Dataset rows describing interfaces
===

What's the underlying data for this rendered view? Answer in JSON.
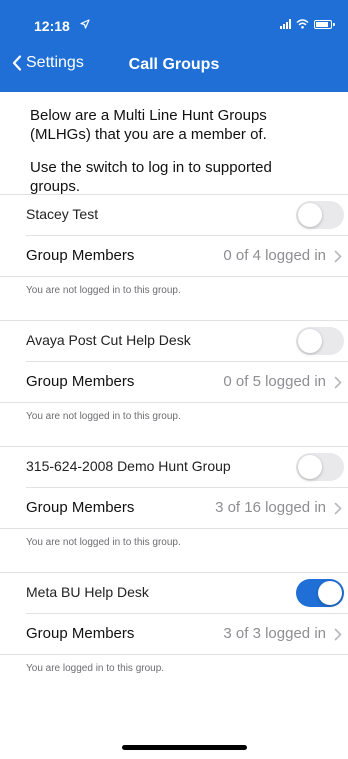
{
  "status_bar": {
    "time": "12:18"
  },
  "nav": {
    "back_label": "Settings",
    "title": "Call Groups"
  },
  "intro": {
    "line1": "Below are a Multi Line Hunt Groups (MLHGs) that you are a member of.",
    "line2": "Use the switch to log in to supported groups."
  },
  "groups": [
    {
      "name": "Stacey Test",
      "switch_on": false,
      "members_label": "Group Members",
      "members_count": "0 of 4 logged in",
      "status": "You are not logged in to this group."
    },
    {
      "name": "Avaya Post Cut Help Desk",
      "switch_on": false,
      "members_label": "Group Members",
      "members_count": "0 of 5 logged in",
      "status": "You are not logged in to this group."
    },
    {
      "name": "315-624-2008 Demo Hunt Group",
      "switch_on": false,
      "members_label": "Group Members",
      "members_count": "3 of 16 logged in",
      "status": "You are not logged in to this group."
    },
    {
      "name": "Meta BU Help Desk",
      "switch_on": true,
      "members_label": "Group Members",
      "members_count": "3 of 3 logged in",
      "status": "You are logged in to this group."
    }
  ],
  "colors": {
    "accent": "#1f6fd6",
    "toggle_off": "#e9e9ec",
    "secondary_text": "#8e8e93"
  },
  "icons": [
    "location-arrow-icon",
    "signal-icon",
    "wifi-icon",
    "battery-icon",
    "chevron-left-icon",
    "chevron-right-icon"
  ]
}
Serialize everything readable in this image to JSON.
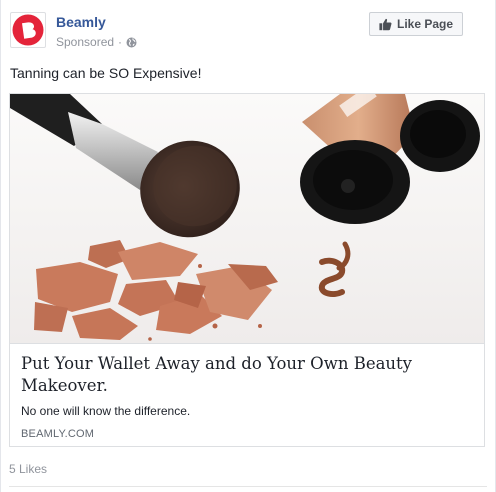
{
  "post": {
    "page_name": "Beamly",
    "sponsored_label": "Sponsored",
    "meta_separator": "·",
    "privacy_icon": "globe-icon",
    "like_page_label": "Like Page",
    "like_page_icon": "thumbs-up-icon",
    "text": "Tanning can be SO Expensive!"
  },
  "ad": {
    "headline": "Put Your Wallet Away and do Your Own Beauty Makeover.",
    "description": "No one will know the difference.",
    "domain": "BEAMLY.COM"
  },
  "footer": {
    "likes": "5 Likes"
  },
  "colors": {
    "brand_red": "#e4243a",
    "link_blue": "#365899",
    "muted": "#90949c"
  }
}
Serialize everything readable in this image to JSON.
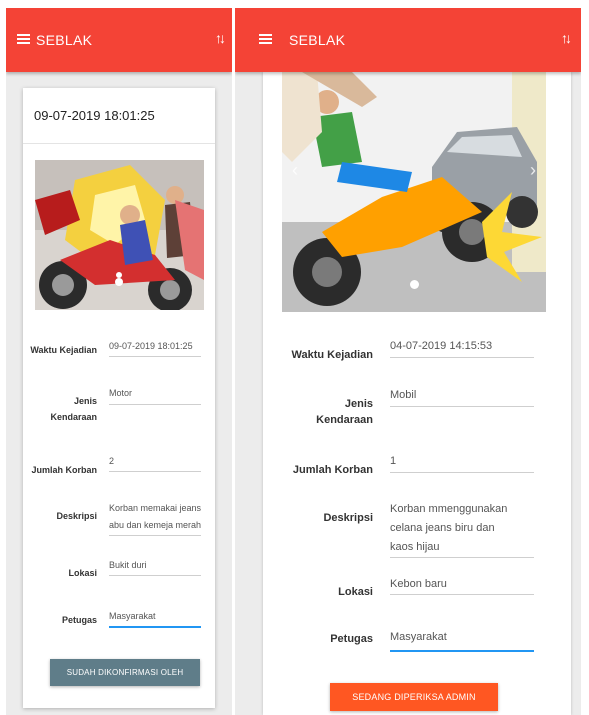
{
  "colors": {
    "appbar": "#f44336",
    "confirmed_button": "#5f7d89",
    "checking_button": "#ff5722",
    "active_underline": "#2196f3"
  },
  "left": {
    "app_title": "SEBLAK",
    "datetime": "09-07-2019 18:01:25",
    "fields": {
      "waktu_label": "Waktu Kejadian",
      "waktu_value": "09-07-2019 18:01:25",
      "jenis_label_1": "Jenis",
      "jenis_label_2": "Kendaraan",
      "jenis_value": "Motor",
      "jumlah_label": "Jumlah Korban",
      "jumlah_value": "2",
      "deskripsi_label": "Deskripsi",
      "deskripsi_value_1": "Korban memakai jeans",
      "deskripsi_value_2": "abu dan kemeja merah",
      "lokasi_label": "Lokasi",
      "lokasi_value": "Bukit duri",
      "petugas_label": "Petugas",
      "petugas_value": "Masyarakat"
    },
    "status_button": "SUDAH DIKONFIRMASI OLEH KELUARGA"
  },
  "right": {
    "app_title": "SEBLAK",
    "fields": {
      "waktu_label": "Waktu Kejadian",
      "waktu_value": "04-07-2019 14:15:53",
      "jenis_label_1": "Jenis",
      "jenis_label_2": "Kendaraan",
      "jenis_value": "Mobil",
      "jumlah_label": "Jumlah Korban",
      "jumlah_value": "1",
      "deskripsi_label": "Deskripsi",
      "deskripsi_value_1": "Korban mmenggunakan",
      "deskripsi_value_2": "celana jeans biru dan",
      "deskripsi_value_3": "kaos hijau",
      "lokasi_label": "Lokasi",
      "lokasi_value": "Kebon baru",
      "petugas_label": "Petugas",
      "petugas_value": "Masyarakat"
    },
    "status_button": "SEDANG DIPERIKSA ADMIN"
  },
  "icons": {
    "menu": "menu-icon",
    "sort": "sort-icon",
    "nav_prev": "chevron-left-icon",
    "nav_next": "chevron-right-icon"
  }
}
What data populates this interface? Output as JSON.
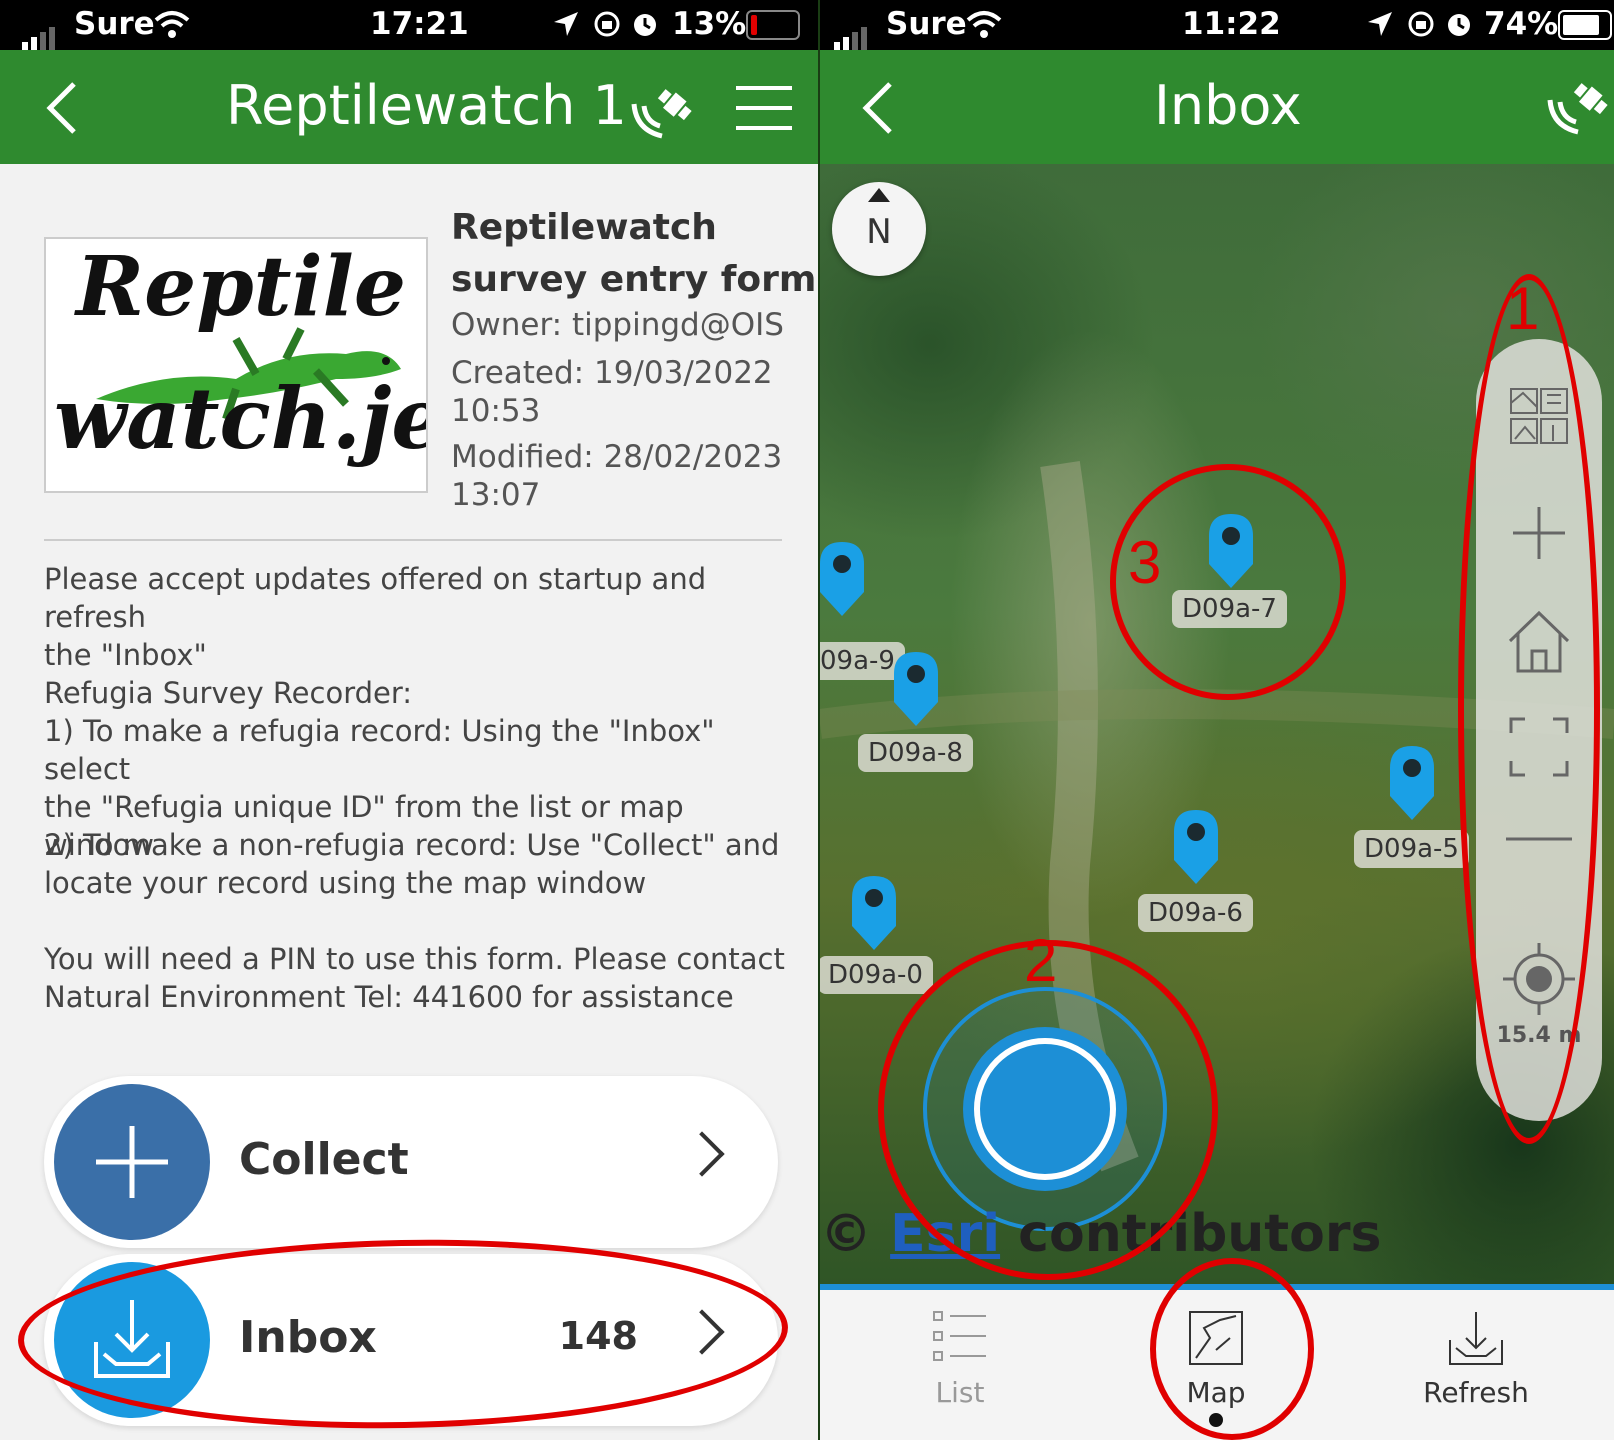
{
  "left": {
    "status": {
      "carrier": "Sure",
      "time": "17:21",
      "battery": "13%"
    },
    "appbar": {
      "title": "Reptilewatch 1"
    },
    "logo": {
      "line1": "Reptile",
      "line2": "watch.je"
    },
    "form": {
      "title_line1": "Reptilewatch",
      "title_line2": "survey entry form",
      "owner": "Owner: tippingd@OIS",
      "created": "Created: 19/03/2022",
      "created_time": "10:53",
      "modified": "Modified: 28/02/2023",
      "modified_time": "13:07"
    },
    "description": {
      "p1_l1": "Please accept updates offered on startup and refresh",
      "p1_l2": "the \"Inbox\"",
      "p2_l1": "Refugia Survey Recorder:",
      "p2_l2": "1) To make a refugia record: Using the \"Inbox\" select",
      "p2_l3": "the \"Refugia unique ID\" from the list or map window",
      "p3_l1": "2) To make a non-refugia record: Use \"Collect\" and",
      "p3_l2": "locate your record using the map window",
      "p4_l1": "You will need a PIN to use this form. Please contact",
      "p4_l2": "Natural Environment Tel: 441600 for assistance"
    },
    "actions": {
      "collect_label": "Collect",
      "inbox_label": "Inbox",
      "inbox_count": "148"
    }
  },
  "right": {
    "status": {
      "carrier": "Sure",
      "time": "11:22",
      "battery": "74%"
    },
    "appbar": {
      "title": "Inbox"
    },
    "compass": "N",
    "pins": {
      "p1": "D09a-7",
      "p2": "09a-9",
      "p3": "D09a-8",
      "p4": "D09a-6",
      "p5": "D09a-5",
      "p6": "D09a-0"
    },
    "scale": "15.4 m",
    "attribution": {
      "copyright": "©",
      "esri": "Esri",
      "rest": "contributors"
    },
    "tabs": {
      "list": "List",
      "map": "Map",
      "refresh": "Refresh"
    }
  },
  "annotations": {
    "n1": "1",
    "n2": "2",
    "n3": "3"
  },
  "colors": {
    "appbar": "#2f8a2f",
    "pin": "#1aa0e6",
    "collect": "#3a6fa8",
    "inbox": "#1a9ae0",
    "annotation": "#e00000"
  }
}
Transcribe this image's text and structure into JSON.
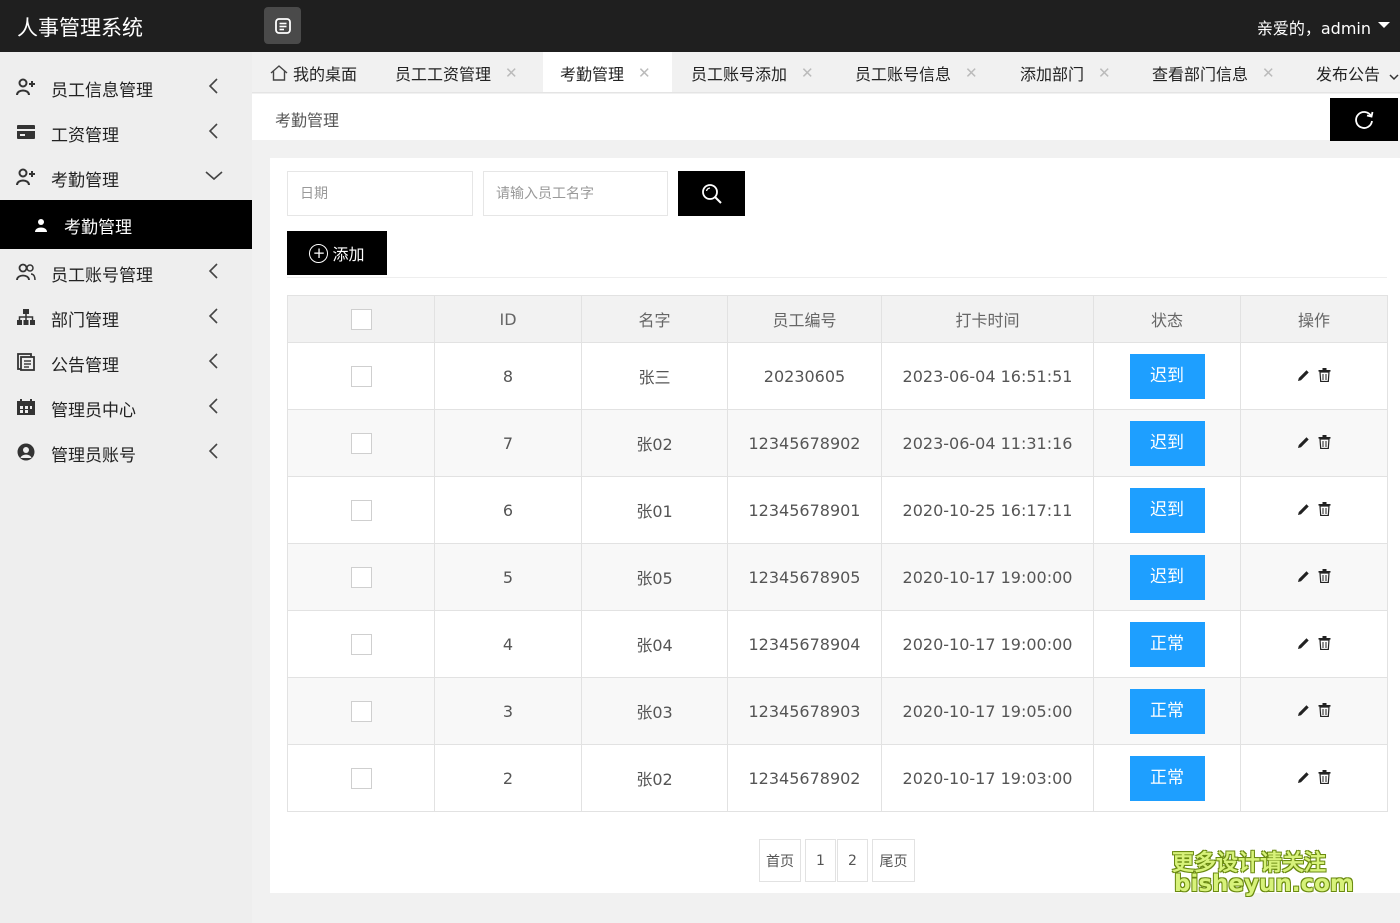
{
  "header": {
    "app_title": "人事管理系统",
    "user_label": "亲爱的，admin"
  },
  "sidebar": {
    "items": [
      {
        "label": "员工信息管理",
        "icon": "user-plus-icon"
      },
      {
        "label": "工资管理",
        "icon": "wallet-icon"
      },
      {
        "label": "考勤管理",
        "icon": "user-plus-icon",
        "expanded": true
      },
      {
        "label": "员工账号管理",
        "icon": "users-icon"
      },
      {
        "label": "部门管理",
        "icon": "sitemap-icon"
      },
      {
        "label": "公告管理",
        "icon": "document-icon"
      },
      {
        "label": "管理员中心",
        "icon": "calendar-icon"
      },
      {
        "label": "管理员账号",
        "icon": "user-circle-icon"
      }
    ],
    "sub_item": {
      "label": "考勤管理",
      "icon": "user-small-icon"
    }
  },
  "tabs": [
    {
      "label": "我的桌面",
      "closable": false,
      "icon": "home-icon"
    },
    {
      "label": "员工工资管理",
      "closable": true
    },
    {
      "label": "考勤管理",
      "closable": true,
      "active": true
    },
    {
      "label": "员工账号添加",
      "closable": true
    },
    {
      "label": "员工账号信息",
      "closable": true
    },
    {
      "label": "添加部门",
      "closable": true
    },
    {
      "label": "查看部门信息",
      "closable": true
    },
    {
      "label": "发布公告",
      "closable": false
    }
  ],
  "close_glyph": "✕",
  "breadcrumb": "考勤管理",
  "search": {
    "date_placeholder": "日期",
    "name_placeholder": "请输入员工名字"
  },
  "add_label": "添加",
  "add_plus": "+",
  "table": {
    "headers": [
      "ID",
      "名字",
      "员工编号",
      "打卡时间",
      "状态",
      "操作"
    ],
    "rows": [
      {
        "id": "8",
        "name": "张三",
        "emp_no": "20230605",
        "time": "2023-06-04 16:51:51",
        "status": "迟到"
      },
      {
        "id": "7",
        "name": "张02",
        "emp_no": "12345678902",
        "time": "2023-06-04 11:31:16",
        "status": "迟到"
      },
      {
        "id": "6",
        "name": "张01",
        "emp_no": "12345678901",
        "time": "2020-10-25 16:17:11",
        "status": "迟到"
      },
      {
        "id": "5",
        "name": "张05",
        "emp_no": "12345678905",
        "time": "2020-10-17 19:00:00",
        "status": "迟到"
      },
      {
        "id": "4",
        "name": "张04",
        "emp_no": "12345678904",
        "time": "2020-10-17 19:00:00",
        "status": "正常"
      },
      {
        "id": "3",
        "name": "张03",
        "emp_no": "12345678903",
        "time": "2020-10-17 19:05:00",
        "status": "正常"
      },
      {
        "id": "2",
        "name": "张02",
        "emp_no": "12345678902",
        "time": "2020-10-17 19:03:00",
        "status": "正常"
      }
    ]
  },
  "pager": {
    "first": "首页",
    "pages": [
      "1",
      "2"
    ],
    "last": "尾页"
  },
  "watermark": {
    "line1": "更多设计请关注",
    "line2": "bisheyun.com"
  },
  "colors": {
    "header_bg": "#1f1f1f",
    "status_blue": "#1e9fff",
    "sidebar_bg": "#eeeeee",
    "active_item": "#000000"
  }
}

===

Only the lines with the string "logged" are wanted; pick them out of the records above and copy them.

EXPECTED OUTPUT:
      "members_count": "0 of 4 logged in",
      "status": "You are not logged in to this group."
      "members_count": "0 of 5 logged in",
      "status": "You are not logged in to this group."
      "members_count": "3 of 16 logged in",
      "status": "You are not logged in to this group."
      "members_count": "3 of 3 logged in",
      "status": "You are logged in to this group."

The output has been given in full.